» **Exercise**:
A verbatim copy of every entry is required. Produce it now.

-- -- --

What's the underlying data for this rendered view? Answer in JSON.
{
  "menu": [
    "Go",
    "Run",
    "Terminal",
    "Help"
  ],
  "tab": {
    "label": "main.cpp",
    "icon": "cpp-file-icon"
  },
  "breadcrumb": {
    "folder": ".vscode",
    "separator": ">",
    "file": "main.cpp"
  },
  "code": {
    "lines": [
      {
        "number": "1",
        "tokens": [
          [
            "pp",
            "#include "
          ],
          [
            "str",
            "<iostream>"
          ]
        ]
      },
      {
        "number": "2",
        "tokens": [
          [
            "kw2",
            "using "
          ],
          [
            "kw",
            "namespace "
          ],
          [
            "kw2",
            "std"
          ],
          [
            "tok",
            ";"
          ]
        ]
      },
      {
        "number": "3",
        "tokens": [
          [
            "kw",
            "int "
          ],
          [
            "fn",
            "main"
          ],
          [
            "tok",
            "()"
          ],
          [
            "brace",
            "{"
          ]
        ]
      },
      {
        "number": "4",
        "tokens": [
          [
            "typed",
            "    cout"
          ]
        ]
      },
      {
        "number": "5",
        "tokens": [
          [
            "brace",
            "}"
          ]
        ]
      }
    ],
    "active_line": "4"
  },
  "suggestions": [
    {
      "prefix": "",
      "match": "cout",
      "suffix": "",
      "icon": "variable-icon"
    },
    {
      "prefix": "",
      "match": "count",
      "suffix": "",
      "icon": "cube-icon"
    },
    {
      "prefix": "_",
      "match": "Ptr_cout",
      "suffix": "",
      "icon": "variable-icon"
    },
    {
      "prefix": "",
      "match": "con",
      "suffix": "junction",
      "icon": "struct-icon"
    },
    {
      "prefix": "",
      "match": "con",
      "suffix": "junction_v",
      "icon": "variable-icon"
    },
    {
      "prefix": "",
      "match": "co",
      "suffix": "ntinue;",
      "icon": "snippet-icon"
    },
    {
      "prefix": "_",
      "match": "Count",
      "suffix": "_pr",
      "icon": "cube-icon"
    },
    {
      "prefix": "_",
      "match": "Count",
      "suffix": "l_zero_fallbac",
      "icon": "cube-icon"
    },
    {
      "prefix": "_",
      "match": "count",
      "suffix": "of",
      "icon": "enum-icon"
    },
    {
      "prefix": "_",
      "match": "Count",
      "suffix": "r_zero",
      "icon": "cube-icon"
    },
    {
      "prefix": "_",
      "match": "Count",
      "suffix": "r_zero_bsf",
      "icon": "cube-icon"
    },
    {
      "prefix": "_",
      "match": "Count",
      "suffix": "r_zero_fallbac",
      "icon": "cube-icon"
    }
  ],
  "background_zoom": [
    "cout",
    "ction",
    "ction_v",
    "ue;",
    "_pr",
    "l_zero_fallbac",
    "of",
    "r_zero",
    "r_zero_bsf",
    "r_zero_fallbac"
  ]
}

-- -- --

» **Answer section**:
What's the underlying data for this rendered view? Answer in JSON.
{
  "menu": [
    "Go",
    "Run",
    "Terminal",
    "Help"
  ],
  "tab": {
    "label": "main.cpp",
    "icon": "cpp-file-icon"
  },
  "breadcrumb": {
    "folder": ".vscode",
    "separator": ">",
    "file": "main.cpp"
  },
  "code": {
    "lines": [
      {
        "number": "1",
        "tokens": [
          [
            "pp",
            "#include "
          ],
          [
            "str",
            "<iostream>"
          ]
        ]
      },
      {
        "number": "2",
        "tokens": [
          [
            "kw2",
            "using "
          ],
          [
            "kw",
            "namespace "
          ],
          [
            "kw2",
            "std"
          ],
          [
            "tok",
            ";"
          ]
        ]
      },
      {
        "number": "3",
        "tokens": [
          [
            "kw",
            "int "
          ],
          [
            "fn",
            "main"
          ],
          [
            "tok",
            "()"
          ],
          [
            "brace",
            "{"
          ]
        ]
      },
      {
        "number": "4",
        "tokens": [
          [
            "typed",
            "    cout"
          ]
        ]
      },
      {
        "number": "5",
        "tokens": [
          [
            "brace",
            "}"
          ]
        ]
      }
    ],
    "active_line": "4"
  },
  "suggestions": [
    {
      "prefix": "",
      "match": "cout",
      "suffix": "",
      "icon": "variable-icon"
    },
    {
      "prefix": "",
      "match": "count",
      "suffix": "",
      "icon": "cube-icon"
    },
    {
      "prefix": "_",
      "match": "Ptr_cout",
      "suffix": "",
      "icon": "variable-icon"
    },
    {
      "prefix": "",
      "match": "con",
      "suffix": "junction",
      "icon": "struct-icon"
    },
    {
      "prefix": "",
      "match": "con",
      "suffix": "junction_v",
      "icon": "variable-icon"
    },
    {
      "prefix": "",
      "match": "co",
      "suffix": "ntinue;",
      "icon": "snippet-icon"
    },
    {
      "prefix": "_",
      "match": "Count",
      "suffix": "_pr",
      "icon": "cube-icon"
    },
    {
      "prefix": "_",
      "match": "Count",
      "suffix": "l_zero_fallbac",
      "icon": "cube-icon"
    },
    {
      "prefix": "_",
      "match": "count",
      "suffix": "of",
      "icon": "enum-icon"
    },
    {
      "prefix": "_",
      "match": "Count",
      "suffix": "r_zero",
      "icon": "cube-icon"
    },
    {
      "prefix": "_",
      "match": "Count",
      "suffix": "r_zero_bsf",
      "icon": "cube-icon"
    },
    {
      "prefix": "_",
      "match": "Count",
      "suffix": "r_zero_fallbac",
      "icon": "cube-icon"
    }
  ],
  "background_zoom": [
    "cout",
    "ction",
    "ction_v",
    "ue;",
    "_pr",
    "l_zero_fallbac",
    "of",
    "r_zero",
    "r_zero_bsf",
    "r_zero_fallbac"
  ]
}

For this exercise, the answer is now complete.